- YOUR TASK
Reproduce every line that appears below, precisely and completely.

++++ DATA RECORDS ++++

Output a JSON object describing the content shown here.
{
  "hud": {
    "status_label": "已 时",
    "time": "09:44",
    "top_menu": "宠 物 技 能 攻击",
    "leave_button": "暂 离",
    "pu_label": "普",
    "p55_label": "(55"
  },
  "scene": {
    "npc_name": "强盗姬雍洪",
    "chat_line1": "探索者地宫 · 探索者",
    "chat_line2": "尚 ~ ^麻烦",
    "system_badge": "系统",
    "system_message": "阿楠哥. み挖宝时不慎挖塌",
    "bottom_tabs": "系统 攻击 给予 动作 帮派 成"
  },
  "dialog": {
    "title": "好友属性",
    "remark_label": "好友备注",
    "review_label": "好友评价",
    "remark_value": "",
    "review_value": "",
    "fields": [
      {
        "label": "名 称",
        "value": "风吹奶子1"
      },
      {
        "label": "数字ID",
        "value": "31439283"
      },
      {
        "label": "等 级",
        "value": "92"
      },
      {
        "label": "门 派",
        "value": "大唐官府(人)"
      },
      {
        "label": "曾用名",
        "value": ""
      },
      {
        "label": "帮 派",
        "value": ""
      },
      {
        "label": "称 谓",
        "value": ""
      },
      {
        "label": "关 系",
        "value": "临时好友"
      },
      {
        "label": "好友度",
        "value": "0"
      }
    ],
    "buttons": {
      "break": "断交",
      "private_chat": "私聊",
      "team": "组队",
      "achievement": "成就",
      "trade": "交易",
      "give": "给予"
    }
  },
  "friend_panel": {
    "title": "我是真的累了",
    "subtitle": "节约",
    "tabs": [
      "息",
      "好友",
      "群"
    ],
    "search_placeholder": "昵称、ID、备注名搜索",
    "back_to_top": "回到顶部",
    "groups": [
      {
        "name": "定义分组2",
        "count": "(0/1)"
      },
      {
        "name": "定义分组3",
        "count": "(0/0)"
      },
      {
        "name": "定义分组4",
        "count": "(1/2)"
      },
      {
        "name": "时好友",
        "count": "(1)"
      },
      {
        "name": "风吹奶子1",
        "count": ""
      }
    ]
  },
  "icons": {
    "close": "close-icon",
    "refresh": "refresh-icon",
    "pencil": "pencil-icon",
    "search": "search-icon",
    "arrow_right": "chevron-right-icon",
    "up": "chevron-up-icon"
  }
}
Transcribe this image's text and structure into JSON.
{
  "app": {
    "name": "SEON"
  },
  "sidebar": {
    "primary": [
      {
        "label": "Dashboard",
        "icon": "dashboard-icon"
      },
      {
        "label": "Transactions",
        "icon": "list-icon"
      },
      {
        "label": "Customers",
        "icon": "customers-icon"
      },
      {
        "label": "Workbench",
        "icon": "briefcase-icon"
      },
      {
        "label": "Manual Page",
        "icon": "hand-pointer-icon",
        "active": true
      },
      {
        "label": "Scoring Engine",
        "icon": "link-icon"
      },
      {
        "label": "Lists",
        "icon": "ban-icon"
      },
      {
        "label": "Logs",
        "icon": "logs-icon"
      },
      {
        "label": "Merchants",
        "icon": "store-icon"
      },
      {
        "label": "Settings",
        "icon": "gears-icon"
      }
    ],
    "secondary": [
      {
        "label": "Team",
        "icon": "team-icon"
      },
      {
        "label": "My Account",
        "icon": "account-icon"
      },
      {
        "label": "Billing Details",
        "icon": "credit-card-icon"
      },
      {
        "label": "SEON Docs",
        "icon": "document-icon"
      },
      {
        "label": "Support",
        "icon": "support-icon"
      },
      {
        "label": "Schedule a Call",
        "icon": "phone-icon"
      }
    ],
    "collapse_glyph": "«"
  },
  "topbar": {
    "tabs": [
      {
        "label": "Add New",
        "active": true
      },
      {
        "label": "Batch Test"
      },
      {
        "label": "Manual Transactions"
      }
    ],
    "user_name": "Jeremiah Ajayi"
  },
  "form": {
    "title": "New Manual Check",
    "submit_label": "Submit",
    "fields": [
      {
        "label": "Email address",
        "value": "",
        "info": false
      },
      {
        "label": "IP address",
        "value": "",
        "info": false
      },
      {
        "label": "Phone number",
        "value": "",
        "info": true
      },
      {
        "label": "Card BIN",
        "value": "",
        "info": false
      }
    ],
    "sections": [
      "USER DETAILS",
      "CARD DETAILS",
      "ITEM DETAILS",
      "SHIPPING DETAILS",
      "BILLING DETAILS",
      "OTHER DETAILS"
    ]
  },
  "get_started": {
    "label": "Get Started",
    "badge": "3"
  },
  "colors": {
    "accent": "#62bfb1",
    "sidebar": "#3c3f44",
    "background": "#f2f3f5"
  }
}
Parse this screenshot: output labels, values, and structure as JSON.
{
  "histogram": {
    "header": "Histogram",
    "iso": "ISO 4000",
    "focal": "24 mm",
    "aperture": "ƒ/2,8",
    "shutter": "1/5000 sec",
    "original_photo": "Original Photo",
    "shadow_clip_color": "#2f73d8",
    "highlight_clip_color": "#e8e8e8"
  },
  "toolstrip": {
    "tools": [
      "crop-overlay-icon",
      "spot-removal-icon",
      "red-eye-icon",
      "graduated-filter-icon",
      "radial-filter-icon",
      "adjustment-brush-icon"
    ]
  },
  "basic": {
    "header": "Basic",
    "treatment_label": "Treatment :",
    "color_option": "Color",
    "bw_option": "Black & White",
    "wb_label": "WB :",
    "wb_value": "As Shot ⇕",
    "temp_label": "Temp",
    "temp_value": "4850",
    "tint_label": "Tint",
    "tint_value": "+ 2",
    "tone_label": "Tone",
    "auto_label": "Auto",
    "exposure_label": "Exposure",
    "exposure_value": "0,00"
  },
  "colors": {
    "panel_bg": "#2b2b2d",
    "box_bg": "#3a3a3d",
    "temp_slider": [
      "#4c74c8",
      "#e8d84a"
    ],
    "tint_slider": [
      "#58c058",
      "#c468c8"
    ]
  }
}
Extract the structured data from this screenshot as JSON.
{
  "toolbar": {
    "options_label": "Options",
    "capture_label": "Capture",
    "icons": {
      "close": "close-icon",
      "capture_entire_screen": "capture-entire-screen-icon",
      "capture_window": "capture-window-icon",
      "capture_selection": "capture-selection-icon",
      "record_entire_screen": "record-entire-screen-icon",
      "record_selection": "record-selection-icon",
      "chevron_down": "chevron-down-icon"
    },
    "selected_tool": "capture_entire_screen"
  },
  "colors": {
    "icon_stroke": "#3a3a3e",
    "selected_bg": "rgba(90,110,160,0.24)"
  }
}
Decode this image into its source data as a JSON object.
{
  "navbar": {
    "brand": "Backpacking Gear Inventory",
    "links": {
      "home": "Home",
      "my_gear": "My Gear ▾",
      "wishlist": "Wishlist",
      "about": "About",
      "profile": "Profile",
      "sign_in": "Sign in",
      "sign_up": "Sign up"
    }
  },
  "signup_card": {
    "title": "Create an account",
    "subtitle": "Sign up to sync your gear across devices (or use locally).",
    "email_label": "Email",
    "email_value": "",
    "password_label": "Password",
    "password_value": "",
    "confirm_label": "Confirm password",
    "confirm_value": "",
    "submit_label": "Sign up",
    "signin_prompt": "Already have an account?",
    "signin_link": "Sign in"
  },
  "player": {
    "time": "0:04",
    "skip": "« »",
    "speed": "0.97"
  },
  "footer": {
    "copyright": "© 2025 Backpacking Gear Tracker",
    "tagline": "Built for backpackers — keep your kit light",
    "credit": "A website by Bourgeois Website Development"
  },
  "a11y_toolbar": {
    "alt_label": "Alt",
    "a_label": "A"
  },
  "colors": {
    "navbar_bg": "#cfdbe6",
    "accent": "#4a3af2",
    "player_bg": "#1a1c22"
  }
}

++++

- EXERCISE RESPONSE
Output a JSON object describing the content shown here.
{
  "hud": {
    "status_label": "已 时",
    "time": "09:44",
    "top_menu": "宠 物 技 能 攻击",
    "leave_button": "暂 离",
    "pu_label": "普",
    "p55_label": "(55"
  },
  "scene": {
    "npc_name": "强盗姬雍洪",
    "chat_line1": "探索者地宫 · 探索者",
    "chat_line2": "尚 ~ ^麻烦",
    "system_badge": "系统",
    "system_message": "阿楠哥. み挖宝时不慎挖塌",
    "bottom_tabs": "系统 攻击 给予 动作 帮派 成"
  },
  "dialog": {
    "title": "好友属性",
    "remark_label": "好友备注",
    "review_label": "好友评价",
    "remark_value": "",
    "review_value": "",
    "fields": [
      {
        "label": "名 称",
        "value": "风吹奶子1"
      },
      {
        "label": "数字ID",
        "value": "31439283"
      },
      {
        "label": "等 级",
        "value": "92"
      },
      {
        "label": "门 派",
        "value": "大唐官府(人)"
      },
      {
        "label": "曾用名",
        "value": ""
      },
      {
        "label": "帮 派",
        "value": ""
      },
      {
        "label": "称 谓",
        "value": ""
      },
      {
        "label": "关 系",
        "value": "临时好友"
      },
      {
        "label": "好友度",
        "value": "0"
      }
    ],
    "buttons": {
      "break": "断交",
      "private_chat": "私聊",
      "team": "组队",
      "achievement": "成就",
      "trade": "交易",
      "give": "给予"
    }
  },
  "friend_panel": {
    "title": "我是真的累了",
    "subtitle": "节约",
    "tabs": [
      "息",
      "好友",
      "群"
    ],
    "search_placeholder": "昵称、ID、备注名搜索",
    "back_to_top": "回到顶部",
    "groups": [
      {
        "name": "定义分组2",
        "count": "(0/1)"
      },
      {
        "name": "定义分组3",
        "count": "(0/0)"
      },
      {
        "name": "定义分组4",
        "count": "(1/2)"
      },
      {
        "name": "时好友",
        "count": "(1)"
      },
      {
        "name": "风吹奶子1",
        "count": ""
      }
    ]
  },
  "icons": {
    "close": "close-icon",
    "refresh": "refresh-icon",
    "pencil": "pencil-icon",
    "search": "search-icon",
    "arrow_right": "chevron-right-icon",
    "up": "chevron-up-icon"
  }
}
Transcribe this image's text and structure into JSON.
{
  "app": {
    "name": "SEON"
  },
  "sidebar": {
    "primary": [
      {
        "label": "Dashboard",
        "icon": "dashboard-icon"
      },
      {
        "label": "Transactions",
        "icon": "list-icon"
      },
      {
        "label": "Customers",
        "icon": "customers-icon"
      },
      {
        "label": "Workbench",
        "icon": "briefcase-icon"
      },
      {
        "label": "Manual Page",
        "icon": "hand-pointer-icon",
        "active": true
      },
      {
        "label": "Scoring Engine",
        "icon": "link-icon"
      },
      {
        "label": "Lists",
        "icon": "ban-icon"
      },
      {
        "label": "Logs",
        "icon": "logs-icon"
      },
      {
        "label": "Merchants",
        "icon": "store-icon"
      },
      {
        "label": "Settings",
        "icon": "gears-icon"
      }
    ],
    "secondary": [
      {
        "label": "Team",
        "icon": "team-icon"
      },
      {
        "label": "My Account",
        "icon": "account-icon"
      },
      {
        "label": "Billing Details",
        "icon": "credit-card-icon"
      },
      {
        "label": "SEON Docs",
        "icon": "document-icon"
      },
      {
        "label": "Support",
        "icon": "support-icon"
      },
      {
        "label": "Schedule a Call",
        "icon": "phone-icon"
      }
    ],
    "collapse_glyph": "«"
  },
  "topbar": {
    "tabs": [
      {
        "label": "Add New",
        "active": true
      },
      {
        "label": "Batch Test"
      },
      {
        "label": "Manual Transactions"
      }
    ],
    "user_name": "Jeremiah Ajayi"
  },
  "form": {
    "title": "New Manual Check",
    "submit_label": "Submit",
    "fields": [
      {
        "label": "Email address",
        "value": "",
        "info": false
      },
      {
        "label": "IP address",
        "value": "",
        "info": false
      },
      {
        "label": "Phone number",
        "value": "",
        "info": true
      },
      {
        "label": "Card BIN",
        "value": "",
        "info": false
      }
    ],
    "sections": [
      "USER DETAILS",
      "CARD DETAILS",
      "ITEM DETAILS",
      "SHIPPING DETAILS",
      "BILLING DETAILS",
      "OTHER DETAILS"
    ]
  },
  "get_started": {
    "label": "Get Started",
    "badge": "3"
  },
  "colors": {
    "accent": "#62bfb1",
    "sidebar": "#3c3f44",
    "background": "#f2f3f5"
  }
}
Parse this screenshot: output labels, values, and structure as JSON.
{
  "histogram": {
    "header": "Histogram",
    "iso": "ISO 4000",
    "focal": "24 mm",
    "aperture": "ƒ/2,8",
    "shutter": "1/5000 sec",
    "original_photo": "Original Photo",
    "shadow_clip_color": "#2f73d8",
    "highlight_clip_color": "#e8e8e8"
  },
  "toolstrip": {
    "tools": [
      "crop-overlay-icon",
      "spot-removal-icon",
      "red-eye-icon",
      "graduated-filter-icon",
      "radial-filter-icon",
      "adjustment-brush-icon"
    ]
  },
  "basic": {
    "header": "Basic",
    "treatment_label": "Treatment :",
    "color_option": "Color",
    "bw_option": "Black & White",
    "wb_label": "WB :",
    "wb_value": "As Shot ⇕",
    "temp_label": "Temp",
    "temp_value": "4850",
    "tint_label": "Tint",
    "tint_value": "+ 2",
    "tone_label": "Tone",
    "auto_label": "Auto",
    "exposure_label": "Exposure",
    "exposure_value": "0,00"
  },
  "colors": {
    "panel_bg": "#2b2b2d",
    "box_bg": "#3a3a3d",
    "temp_slider": [
      "#4c74c8",
      "#e8d84a"
    ],
    "tint_slider": [
      "#58c058",
      "#c468c8"
    ]
  }
}
Extract the structured data from this screenshot as JSON.
{
  "toolbar": {
    "options_label": "Options",
    "capture_label": "Capture",
    "icons": {
      "close": "close-icon",
      "capture_entire_screen": "capture-entire-screen-icon",
      "capture_window": "capture-window-icon",
      "capture_selection": "capture-selection-icon",
      "record_entire_screen": "record-entire-screen-icon",
      "record_selection": "record-selection-icon",
      "chevron_down": "chevron-down-icon"
    },
    "selected_tool": "capture_entire_screen"
  },
  "colors": {
    "icon_stroke": "#3a3a3e",
    "selected_bg": "rgba(90,110,160,0.24)"
  }
}
Decode this image into its source data as a JSON object.
{
  "navbar": {
    "brand": "Backpacking Gear Inventory",
    "links": {
      "home": "Home",
      "my_gear": "My Gear ▾",
      "wishlist": "Wishlist",
      "about": "About",
      "profile": "Profile",
      "sign_in": "Sign in",
      "sign_up": "Sign up"
    }
  },
  "signup_card": {
    "title": "Create an account",
    "subtitle": "Sign up to sync your gear across devices (or use locally).",
    "email_label": "Email",
    "email_value": "",
    "password_label": "Password",
    "password_value": "",
    "confirm_label": "Confirm password",
    "confirm_value": "",
    "submit_label": "Sign up",
    "signin_prompt": "Already have an account?",
    "signin_link": "Sign in"
  },
  "player": {
    "time": "0:04",
    "skip": "« »",
    "speed": "0.97"
  },
  "footer": {
    "copyright": "© 2025 Backpacking Gear Tracker",
    "tagline": "Built for backpackers — keep your kit light",
    "credit": "A website by Bourgeois Website Development"
  },
  "a11y_toolbar": {
    "alt_label": "Alt",
    "a_label": "A"
  },
  "colors": {
    "navbar_bg": "#cfdbe6",
    "accent": "#4a3af2",
    "player_bg": "#1a1c22"
  }
}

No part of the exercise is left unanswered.